Verini's book is the product of his reporting in Mosul in 2016-17 when he was embedded with elements of Iraq's security forces, including the Counter Terror Service, the Iraqi army, and the Kurdish Peshmerga. He also conducted interviews with Mosul's civilians as Iraqi forces liberated the city.
This is a journalistic account of warfare, replete with literary flourishes as Verini is a skilled prose stylist. The book includes a tour through the history of Mosul from the Assyrians to the present. Beginning with an outline of the author's reasons for covering the Mosul battle, it takes the reader through the months of urban combat before the final eclipse of the jihadists in late 2017.

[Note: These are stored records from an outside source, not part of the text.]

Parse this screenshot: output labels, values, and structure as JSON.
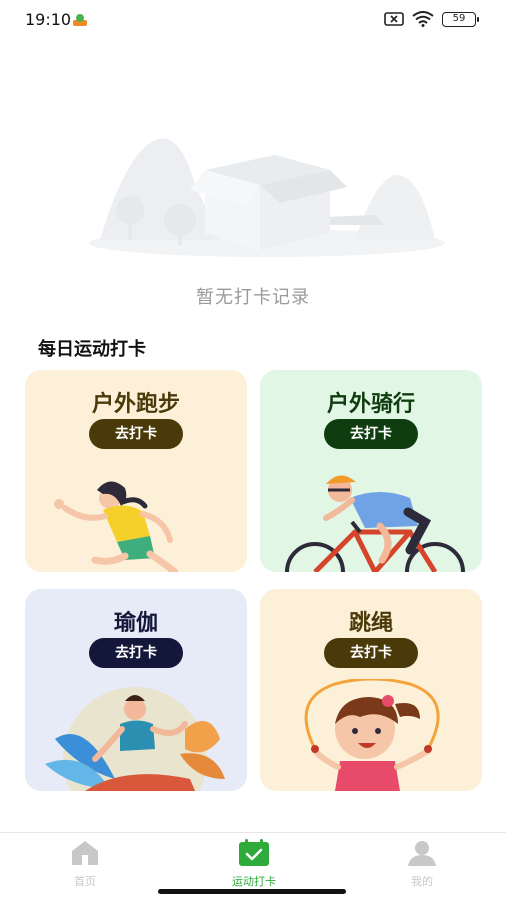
{
  "status_bar": {
    "time": "19:10",
    "battery": "59"
  },
  "empty_state": {
    "message": "暂无打卡记录"
  },
  "section": {
    "title": "每日运动打卡"
  },
  "cards": [
    {
      "title": "户外跑步",
      "button": "去打卡",
      "title_color": "#4a3a0a",
      "button_color": "#4a3a0a"
    },
    {
      "title": "户外骑行",
      "button": "去打卡",
      "title_color": "#0f3d10",
      "button_color": "#0f3d10"
    },
    {
      "title": "瑜伽",
      "button": "去打卡",
      "title_color": "#13173a",
      "button_color": "#13173a"
    },
    {
      "title": "跳绳",
      "button": "去打卡",
      "title_color": "#4a3a0a",
      "button_color": "#4a3a0a"
    }
  ],
  "bottom_nav": {
    "items": [
      {
        "label": "首页",
        "icon": "home-icon",
        "active": false
      },
      {
        "label": "运动打卡",
        "icon": "calendar-check-icon",
        "active": true
      },
      {
        "label": "我的",
        "icon": "user-icon",
        "active": false
      }
    ],
    "active_color": "#2eab3a",
    "inactive_color": "#c8c8c8"
  }
}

The book is also an example of a particular school of American post-Vietnam war reporting. It includes various stock elements: musings about the banality of the experience—"War consists largely of waiting for war"—its absurd and surreal elements, and so on. It is, however, less successful as a serious piece of writing about Iraq, the Middle East, or the business of soldiering.
This is reflected in some basic errors. For example, Verini writes that the "dense white bread that Iraqis eat" is called khubz, but this is simply the Arabic word for bread. He informs the reader that the battle for Mosul would be the "climax" of the war with the Islamic State (ISIS), but it was not. Months of fighting remained until the self-proclaimed ISIS caliphate was destroyed. He states that the Iranians have a unit called the "Republican Guard," that tank commanders are called "pilots," that the defenders of Masada committed suicide by flinging themselves from a cliff, and perhaps most strangely, that "modern day Zionists" are "indistinguishable" from ISIS in their "grievance" and "wailing over lost empire." This, unfortunately, is only a sample.
Verini is a talented writer, and parts of his narrative contain genuine insight and vivid depiction. His lack of a deep grasp of the subject matter, however, is a serious flaw.